The song makes a brief appearance in the movie, where Dilip Kumar interrupts the dancer’s performance by suddenly butting in.
Let’s watch the brief video song in the movie,
7. Ab Haal e Dil Ya – Ek Thi Ladki (1949) Lata Mangeshkar & Rafi / Vinod – Aziz Kashmiri
From the soulful songs, to the romantic song. The meeting of eyes has profound effects on the couple. And by saying, “don’t ask me about it”, they are provoking each other to tell the tale of their haal e dil.
Can’t think of Motilal as a young romantic hero with that receding hairline, and a totally contrasting bubbly Meena Shorey looks too young for him.
8. Woh Puchhate Rahe, Hum Haal e Dil Suna Na Sake – Aap Beeti (1948) Rajkumari / Hari Bhai – G S Nepali
A song of pathos, rendered effectively by Rajkumari. She regrets the fact that she could not express her emotions to him, even after his repeated probing.
She counts herself among those, who fall in love but never dare to confess. The remorse in her voice suggests her fear she won’t ever get an opportunity again.
9. Haal E Dil Apna Suna Lu – Patal Pari (1957) Asha Bhosle / S Mohinder – Tanveer Naqvi
In an obscure film, with Jairaj and Shakila, S Mohinder composed such a lovely song! Her pleas to stay back are quite adorable and cute. She would convey her tender emotions for him, if he waits there for a while.
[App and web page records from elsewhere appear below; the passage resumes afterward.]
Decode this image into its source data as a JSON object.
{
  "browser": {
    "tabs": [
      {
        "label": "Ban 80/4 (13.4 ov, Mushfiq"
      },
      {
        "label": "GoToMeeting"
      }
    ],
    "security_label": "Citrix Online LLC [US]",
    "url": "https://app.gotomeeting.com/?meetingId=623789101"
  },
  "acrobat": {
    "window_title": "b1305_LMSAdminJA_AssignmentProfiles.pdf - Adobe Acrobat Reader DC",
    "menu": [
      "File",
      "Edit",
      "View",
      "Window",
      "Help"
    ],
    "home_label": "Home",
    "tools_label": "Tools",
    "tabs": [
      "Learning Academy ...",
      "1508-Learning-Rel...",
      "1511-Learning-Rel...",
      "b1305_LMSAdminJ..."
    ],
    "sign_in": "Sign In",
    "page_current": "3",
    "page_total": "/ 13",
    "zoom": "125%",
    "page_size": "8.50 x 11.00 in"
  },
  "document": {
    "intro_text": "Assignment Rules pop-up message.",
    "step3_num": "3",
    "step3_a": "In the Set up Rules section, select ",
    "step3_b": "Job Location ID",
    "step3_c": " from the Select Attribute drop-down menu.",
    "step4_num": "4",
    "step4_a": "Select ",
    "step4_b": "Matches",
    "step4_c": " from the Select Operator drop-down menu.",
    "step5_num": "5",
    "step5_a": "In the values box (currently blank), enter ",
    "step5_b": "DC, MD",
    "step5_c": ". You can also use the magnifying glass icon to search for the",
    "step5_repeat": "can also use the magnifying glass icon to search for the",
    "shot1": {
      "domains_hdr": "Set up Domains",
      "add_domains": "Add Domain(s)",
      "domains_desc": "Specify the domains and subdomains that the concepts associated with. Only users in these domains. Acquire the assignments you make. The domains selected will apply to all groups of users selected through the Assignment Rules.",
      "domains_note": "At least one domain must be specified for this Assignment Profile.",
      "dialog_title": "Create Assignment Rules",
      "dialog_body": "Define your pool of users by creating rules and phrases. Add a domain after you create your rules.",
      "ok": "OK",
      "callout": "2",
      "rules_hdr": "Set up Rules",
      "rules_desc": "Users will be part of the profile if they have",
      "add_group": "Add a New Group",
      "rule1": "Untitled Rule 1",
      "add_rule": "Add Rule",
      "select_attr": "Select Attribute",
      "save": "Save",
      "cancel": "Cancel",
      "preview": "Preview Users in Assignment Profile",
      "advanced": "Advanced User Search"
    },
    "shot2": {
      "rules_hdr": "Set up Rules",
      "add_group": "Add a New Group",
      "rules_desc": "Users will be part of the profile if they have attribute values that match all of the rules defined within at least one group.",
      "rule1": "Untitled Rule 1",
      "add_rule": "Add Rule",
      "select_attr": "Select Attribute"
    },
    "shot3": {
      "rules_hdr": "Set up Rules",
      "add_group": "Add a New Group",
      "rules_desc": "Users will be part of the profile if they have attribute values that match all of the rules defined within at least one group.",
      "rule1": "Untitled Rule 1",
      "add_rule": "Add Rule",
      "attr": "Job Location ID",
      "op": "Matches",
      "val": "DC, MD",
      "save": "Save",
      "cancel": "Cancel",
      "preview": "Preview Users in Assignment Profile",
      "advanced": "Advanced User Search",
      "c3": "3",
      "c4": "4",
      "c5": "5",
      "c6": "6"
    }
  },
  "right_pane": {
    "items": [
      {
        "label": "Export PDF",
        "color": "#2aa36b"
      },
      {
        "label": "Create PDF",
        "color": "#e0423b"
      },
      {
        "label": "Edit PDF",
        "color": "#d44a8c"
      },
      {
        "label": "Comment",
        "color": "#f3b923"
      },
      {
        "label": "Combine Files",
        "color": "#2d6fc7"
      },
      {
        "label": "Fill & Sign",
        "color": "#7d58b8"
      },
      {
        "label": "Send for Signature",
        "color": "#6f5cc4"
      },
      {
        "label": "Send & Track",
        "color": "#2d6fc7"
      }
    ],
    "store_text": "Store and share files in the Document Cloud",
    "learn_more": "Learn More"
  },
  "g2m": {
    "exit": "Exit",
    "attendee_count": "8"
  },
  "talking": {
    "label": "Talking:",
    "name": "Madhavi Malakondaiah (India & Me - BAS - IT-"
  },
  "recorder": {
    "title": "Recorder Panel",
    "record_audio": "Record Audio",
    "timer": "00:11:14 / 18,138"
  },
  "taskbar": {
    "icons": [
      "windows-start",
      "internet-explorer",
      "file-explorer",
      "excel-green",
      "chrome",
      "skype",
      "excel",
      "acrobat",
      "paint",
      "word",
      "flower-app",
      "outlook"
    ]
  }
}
Asha’s sweet, honey dipped voice, along with a catchy tune and good lyrics makes it a perfect song. I heard it for the first time, but it impressed me.
10. Zara Thehro Main Haal e Dil – Inaam (1955) Suraiya / S N Tripathi – Raja Mehdi Ali Khan
The lady wants her mate to spare her a bit of time, so as to let out her emotions once for all. This is her last meeting, and she wants to cut all the ties with him, though with heavy heart.
A very rare combination of Suraiya and S N Tripathi.
And I couldn’t resist myself to add this one, as a bonus track
§§ Sunaun Haal e Dil Kaise – Andhon Ki Duniya (1947) Zohrabai Ambalewali / Vasant Desai – Deewan Sharar §§
A song representing the vintage era, the typical style of orchestration and interludes unmistakably 40s. The lady wonders what exactly happened to her? Her heart is the same, but still she feels a difference! She’s confused about her ‘haal e dil’.
The raw quality of Zohrabai’s voice impressed me no end. At higher notes, it sort of breaks, still sounds good, at least for me.
Would you express your ‘haal e dil’?
Mehfil Mein Meri, claims no credit for any image or song posted on this site. Images on this blog are posted to make the text interesting. The images and screenshots are the copyright of their original owners. The song links are from YouTube and have been used here only for the music lovers. The copyright of these songs rests with the respective owners.